▶ _Work item_
Throughout the material, some lines may have the word "desc". Count them and give the number only.

▶ _Extracted material_
________________________________________

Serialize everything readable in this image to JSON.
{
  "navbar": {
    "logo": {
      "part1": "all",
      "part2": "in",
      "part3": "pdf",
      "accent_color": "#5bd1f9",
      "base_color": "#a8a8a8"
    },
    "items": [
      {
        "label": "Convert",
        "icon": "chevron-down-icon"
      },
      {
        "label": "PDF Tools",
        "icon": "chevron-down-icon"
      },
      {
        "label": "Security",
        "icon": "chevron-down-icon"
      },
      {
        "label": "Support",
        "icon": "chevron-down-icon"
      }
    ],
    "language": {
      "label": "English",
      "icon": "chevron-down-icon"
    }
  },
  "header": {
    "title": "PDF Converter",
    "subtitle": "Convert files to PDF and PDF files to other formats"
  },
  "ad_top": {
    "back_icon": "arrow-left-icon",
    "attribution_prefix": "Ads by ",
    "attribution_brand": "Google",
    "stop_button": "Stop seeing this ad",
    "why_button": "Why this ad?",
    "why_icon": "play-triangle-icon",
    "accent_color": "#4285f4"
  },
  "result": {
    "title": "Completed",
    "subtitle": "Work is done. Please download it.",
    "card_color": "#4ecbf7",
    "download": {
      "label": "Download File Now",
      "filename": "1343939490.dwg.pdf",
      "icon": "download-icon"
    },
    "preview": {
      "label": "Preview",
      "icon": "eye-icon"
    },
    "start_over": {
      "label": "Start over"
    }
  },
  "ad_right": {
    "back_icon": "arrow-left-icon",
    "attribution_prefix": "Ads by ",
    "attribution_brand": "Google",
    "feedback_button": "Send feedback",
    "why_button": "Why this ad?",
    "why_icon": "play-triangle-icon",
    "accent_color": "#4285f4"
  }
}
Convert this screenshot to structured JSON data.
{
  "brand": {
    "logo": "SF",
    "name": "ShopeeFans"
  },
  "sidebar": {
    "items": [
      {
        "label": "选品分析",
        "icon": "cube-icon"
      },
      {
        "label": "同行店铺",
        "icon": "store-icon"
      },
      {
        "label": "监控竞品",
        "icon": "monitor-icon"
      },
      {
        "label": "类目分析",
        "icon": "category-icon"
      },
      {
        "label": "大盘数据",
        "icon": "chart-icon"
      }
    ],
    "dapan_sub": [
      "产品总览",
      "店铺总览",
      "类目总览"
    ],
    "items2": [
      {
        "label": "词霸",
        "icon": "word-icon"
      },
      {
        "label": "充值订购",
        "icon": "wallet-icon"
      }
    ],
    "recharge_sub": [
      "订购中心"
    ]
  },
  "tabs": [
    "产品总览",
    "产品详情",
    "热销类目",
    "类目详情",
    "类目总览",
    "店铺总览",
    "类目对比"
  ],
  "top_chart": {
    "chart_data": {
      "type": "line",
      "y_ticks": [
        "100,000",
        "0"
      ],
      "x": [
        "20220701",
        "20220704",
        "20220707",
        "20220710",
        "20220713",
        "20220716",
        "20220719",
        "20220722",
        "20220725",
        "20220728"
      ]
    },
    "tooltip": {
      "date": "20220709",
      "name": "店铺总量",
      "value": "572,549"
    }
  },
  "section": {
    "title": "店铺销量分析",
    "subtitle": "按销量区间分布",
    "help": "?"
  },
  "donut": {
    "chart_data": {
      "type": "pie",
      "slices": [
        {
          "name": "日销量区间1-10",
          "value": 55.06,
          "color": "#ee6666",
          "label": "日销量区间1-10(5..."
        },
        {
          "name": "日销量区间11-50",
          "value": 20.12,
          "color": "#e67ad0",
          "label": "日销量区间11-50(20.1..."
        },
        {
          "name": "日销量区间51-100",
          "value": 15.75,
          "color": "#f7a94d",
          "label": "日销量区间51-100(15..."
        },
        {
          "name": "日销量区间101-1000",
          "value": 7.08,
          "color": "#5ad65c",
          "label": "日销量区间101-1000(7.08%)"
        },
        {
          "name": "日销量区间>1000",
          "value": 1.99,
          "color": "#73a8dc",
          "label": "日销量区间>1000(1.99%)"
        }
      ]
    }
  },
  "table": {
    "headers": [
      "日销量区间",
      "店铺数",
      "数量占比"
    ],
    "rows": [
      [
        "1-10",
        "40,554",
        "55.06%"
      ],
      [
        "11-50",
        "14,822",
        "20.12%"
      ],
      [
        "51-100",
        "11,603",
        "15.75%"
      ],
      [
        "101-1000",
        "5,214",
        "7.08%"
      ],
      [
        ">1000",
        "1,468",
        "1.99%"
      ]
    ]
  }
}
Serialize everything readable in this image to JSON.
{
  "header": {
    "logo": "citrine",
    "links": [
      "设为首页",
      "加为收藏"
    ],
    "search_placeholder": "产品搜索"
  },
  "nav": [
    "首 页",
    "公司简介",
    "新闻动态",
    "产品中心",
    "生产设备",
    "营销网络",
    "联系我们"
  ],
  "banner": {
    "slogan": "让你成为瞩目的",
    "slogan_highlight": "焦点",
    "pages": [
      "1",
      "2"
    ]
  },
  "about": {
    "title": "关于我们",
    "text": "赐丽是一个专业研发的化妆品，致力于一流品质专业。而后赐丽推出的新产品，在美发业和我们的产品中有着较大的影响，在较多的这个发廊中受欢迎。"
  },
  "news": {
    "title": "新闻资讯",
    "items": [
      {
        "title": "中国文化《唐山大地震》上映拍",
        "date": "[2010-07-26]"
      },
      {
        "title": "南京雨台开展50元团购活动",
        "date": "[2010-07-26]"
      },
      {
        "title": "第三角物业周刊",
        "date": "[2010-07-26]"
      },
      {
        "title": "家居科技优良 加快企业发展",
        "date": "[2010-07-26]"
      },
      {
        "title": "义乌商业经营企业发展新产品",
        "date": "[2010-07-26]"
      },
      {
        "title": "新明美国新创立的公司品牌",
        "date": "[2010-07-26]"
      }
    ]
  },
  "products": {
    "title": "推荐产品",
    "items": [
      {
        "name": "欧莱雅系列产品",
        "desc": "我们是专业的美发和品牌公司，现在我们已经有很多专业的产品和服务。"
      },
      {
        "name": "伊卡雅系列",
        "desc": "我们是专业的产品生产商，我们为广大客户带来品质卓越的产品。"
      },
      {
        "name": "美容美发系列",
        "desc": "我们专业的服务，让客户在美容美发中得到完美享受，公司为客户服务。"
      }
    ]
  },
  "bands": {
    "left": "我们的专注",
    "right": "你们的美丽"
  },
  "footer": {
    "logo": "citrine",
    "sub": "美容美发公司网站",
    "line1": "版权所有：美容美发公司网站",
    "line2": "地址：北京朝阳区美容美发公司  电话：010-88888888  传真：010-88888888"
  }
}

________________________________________

▶ _Output for this exercise_
3